The Austrian-American physicist Victor Francis Hess (1883-1964) shared the Nobel Prize in Physics for his discovery of cosmic rays.
Victor Francis (originally Franz) Hess was born on June 24, 1883, at Schloss Waldstein, Styria. He studied physics at the universities of Graz (1901-1905) and Vienna (1905-1908) and graduated as a doctor of philosophy at Graz in 1906. From 1910 to 1920 Hess was a lecturer at the Institute for Radium Research in the University of Vienna.
In 1900 C. T. R. Wilson proved that air is a slight conductor of electricity. Thereafter it was held that this property of the air was due to ionization by gamma rays emitted by radioactive substances in the air or in the earth. It was known that gamma rays are almost completely absorbed by 300 meters of air. To test the theory, balloon ascents were made between 1909 and 1911. Each showed that the ionization was too great to have been due to gamma rays emitted from the earth. But in each case the instruments were defective. In 1910 Theodore Wulf obtained similar results from readings at the foot and at the top of the Eiffel Tower, which is 300 meters high.
Hess became interested in Wulf's account of his experiment. Hess designed new instruments, and he made two balloon ascents in 1911, seven in 1912, and one in 1913. He showed that, as the height increased, the degree of ionization decreased at first and then rapidly increased. At a height of 5 kilometers it was many times greater than at the earth's surface. He concluded that the phenomenon was due to hitherto unknown rays of high penetration which entered the earth's atmosphere from space. On one ascent, during an almost total eclipse of the sun, the radiation was not diminished. Hess therefore concluded that the rays could not be emitted by the sun. At a later date R. A. Millikan named the radiation discovered by Hess "cosmic rays."
In 1920 Hess was appointed associate professor at Graz. From 1921 to 1923, while on leave of absence, he was director of research at the United States Radium Corporation, New York. In 1925 he became professor of experimental physics at the University of Graz and in 1931 professor of physics at Innsbruck. In 1931 he established an observatory for the study of the diurnal and nocturnal fluctuations of the cosmic rays, at which he had hinted in 1912. In 1938 Hess accepted the chair of physics at Fordham University, New York, and he became a naturalized American citizen in 1944. He died in New York on Dec. 18, 1964.

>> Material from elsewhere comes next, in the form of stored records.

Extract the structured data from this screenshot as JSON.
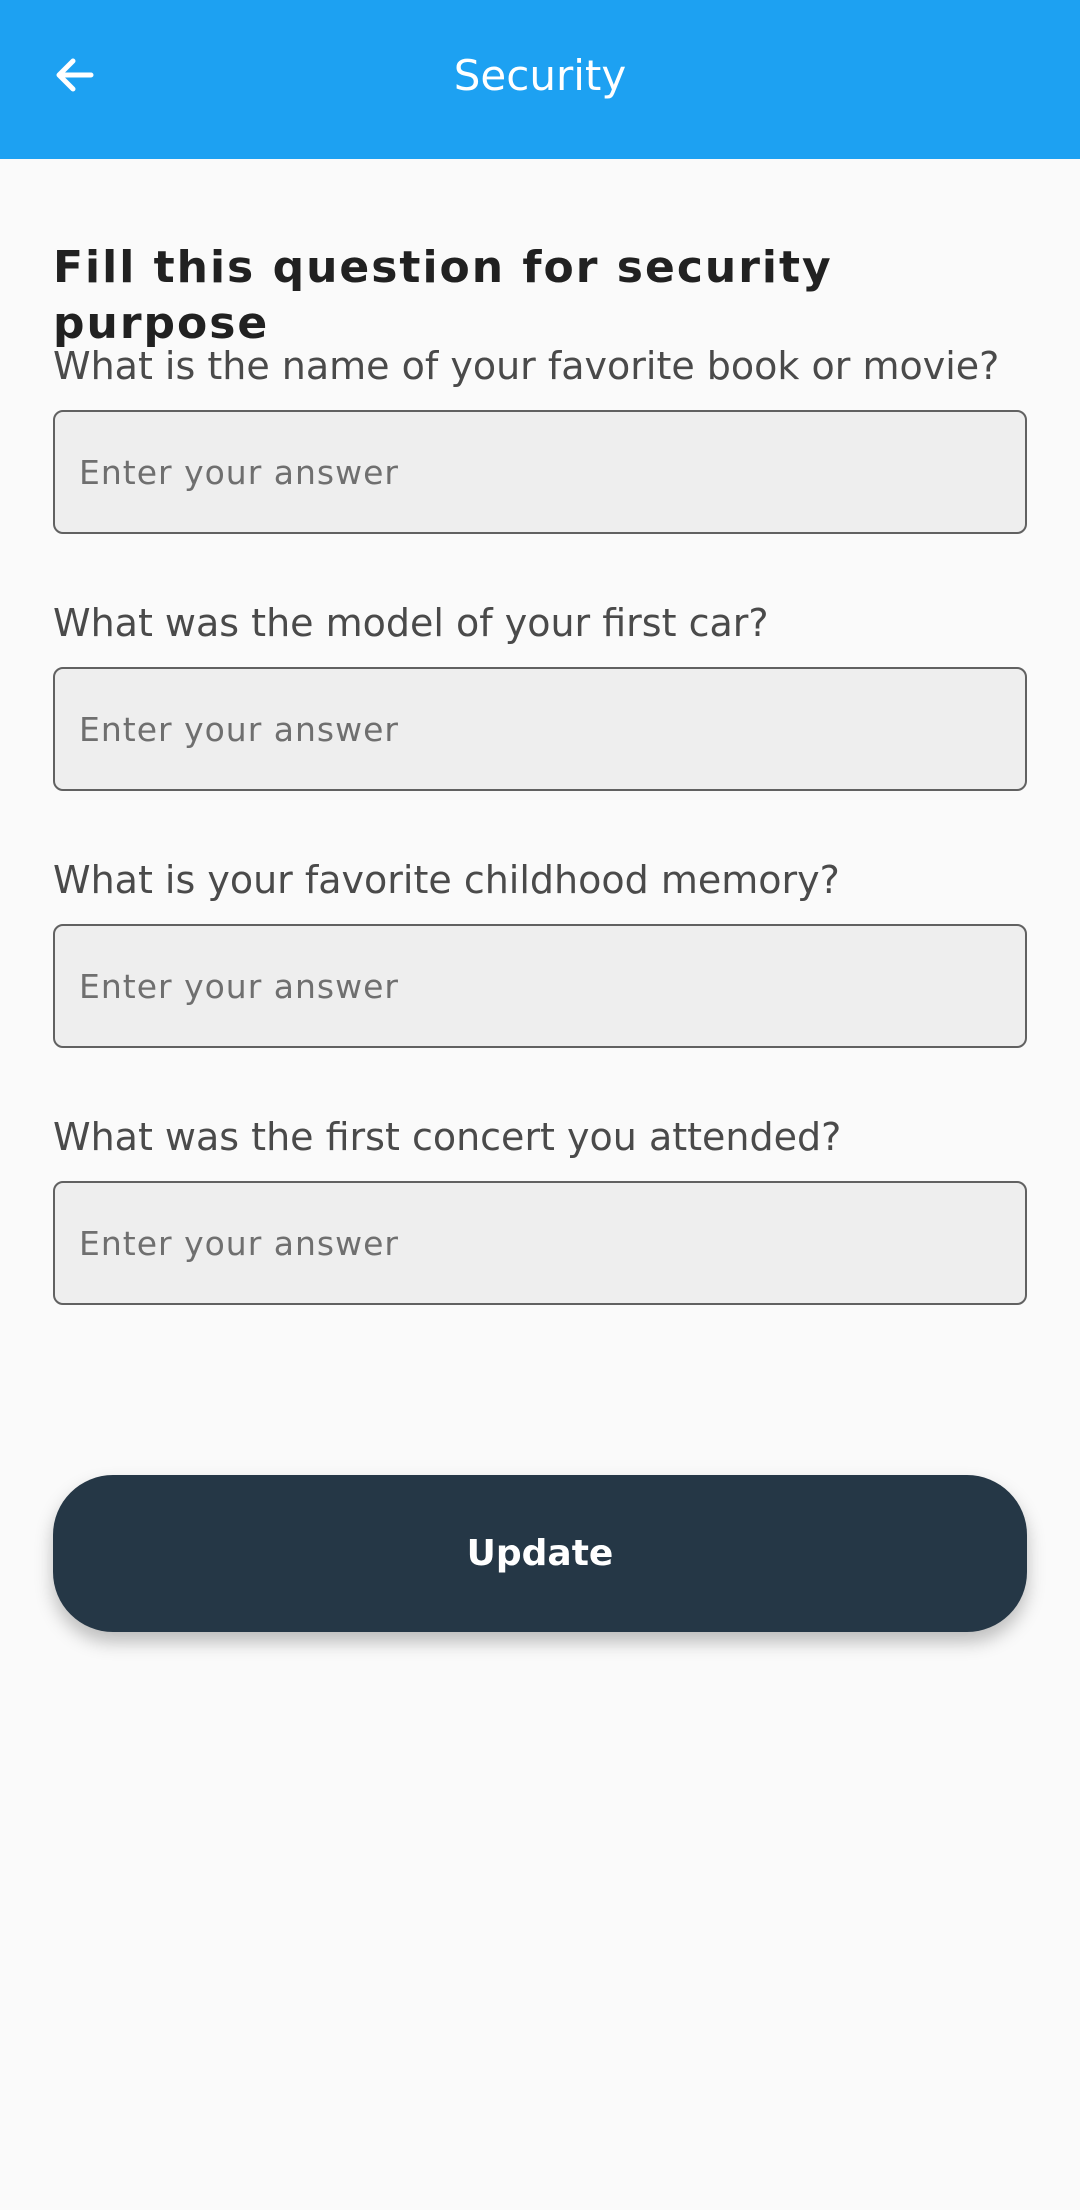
{
  "app_bar": {
    "title": "Security",
    "back_icon": "arrow-left-icon",
    "background_color": "#1da1f2"
  },
  "form": {
    "heading": "Fill this question for security purpose",
    "questions": [
      {
        "label": "What is the name of your favorite book or movie?",
        "placeholder": "Enter your answer",
        "value": ""
      },
      {
        "label": "What was the model of your first car?",
        "placeholder": "Enter your answer",
        "value": ""
      },
      {
        "label": "What is your favorite childhood memory?",
        "placeholder": "Enter your answer",
        "value": ""
      },
      {
        "label": "What was the first concert you attended?",
        "placeholder": "Enter your answer",
        "value": ""
      }
    ],
    "submit_label": "Update",
    "submit_color": "#253746"
  }
}
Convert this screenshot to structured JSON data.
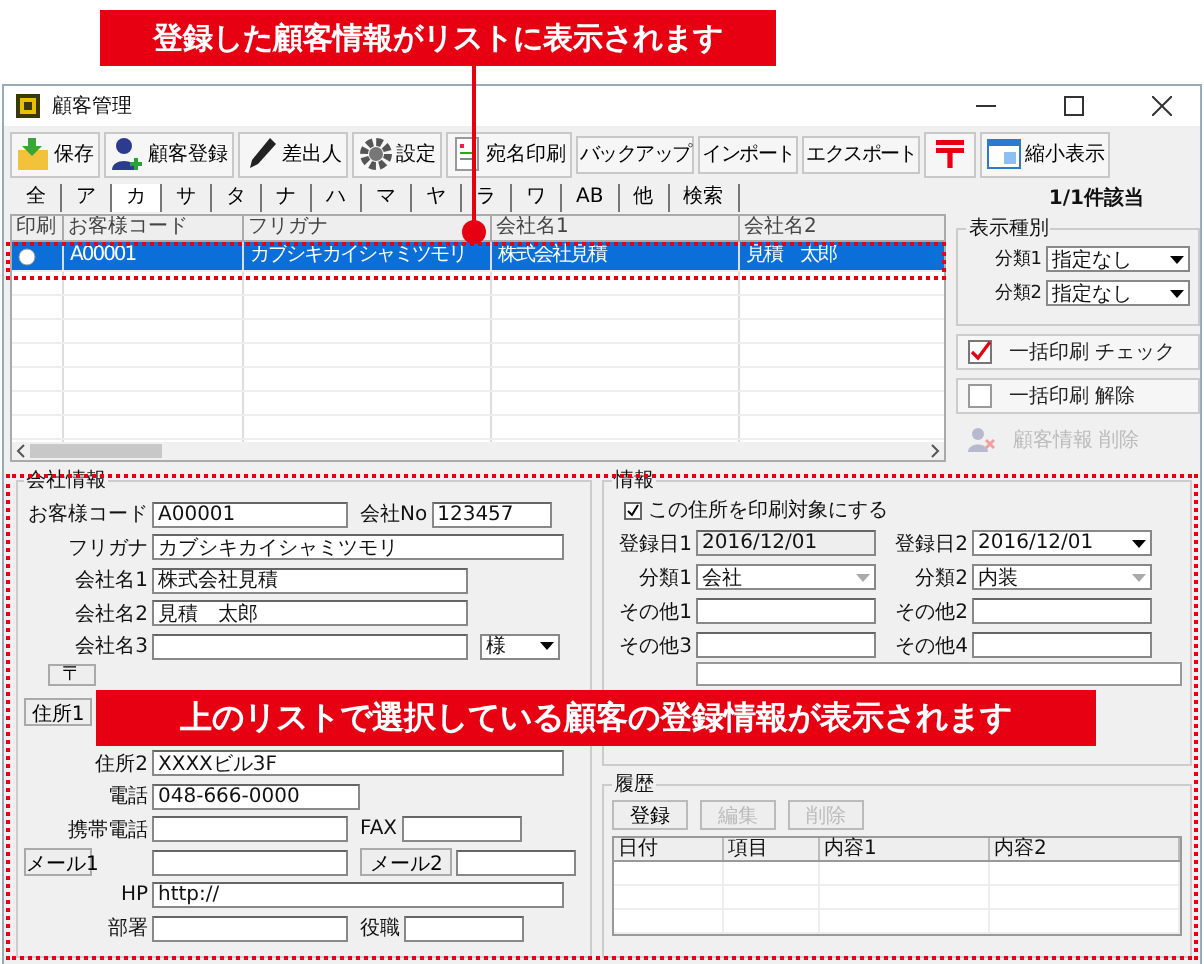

Hess's discovery encouraged the study of subatomic particles and led to the discovery of the positron by C. D. Anderson. In 1936 Hess shared the Nobel Prize for Physics with Anderson, and he received many other honors.
There is a biography of Hess in Nobel Lectures, Physics, 1922-1941 (1965), which also includes his Nobel Lecture. For a discussion of his work see N. H. de V. Heathcote, Nobel Prize Winners, Physics, 1901-1950 (1953). For the effects of cosmic rays see F. K. Richtmyer and E. H. Kennard, Introduction to Modern Physics (1950), and S. Glasstone, Sourcebook of Atomic Energy (1958).